Cross-sectional research has identified subtypes of children with learning disabilities who may have distinctive cognitive ability patterns. This study examined the stability over 19 months of academic subtyping classifications for 80 children ages 9 to 13 representing four subtypes of arithmetic disabilities (AD), using three criteria for learning disability identification. Approximately half of the sample retained AD regardless of identification method. Children with pervasive deficits in arithmetic, reading, and spelling displayed the greatest subtype stability. Only one third of the children with the other subtypes, including those with isolated arithmetic deficits, retained their original subtypes.
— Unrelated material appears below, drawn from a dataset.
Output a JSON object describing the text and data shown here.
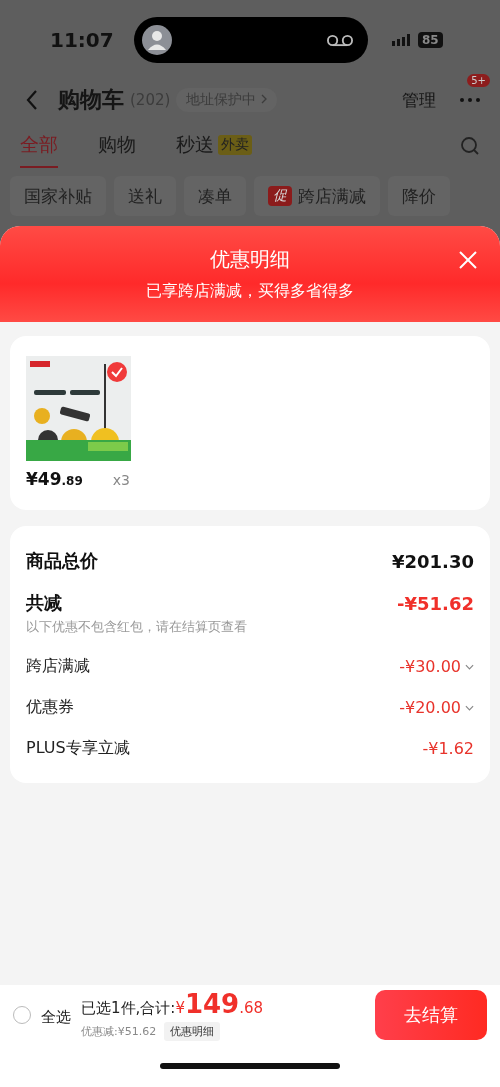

Thus, drawing conclusion's and making recommendations based on academic subtyping at a single point in time may be unwise.
|Original language||English (US)|
|Number of pages||12|
|Journal||Journal of Learning Disabilities|
|Publication status||Published - Mar 1999|
ASJC Scopus subject areas
- Psychiatry and Mental health
- Health Professions(all)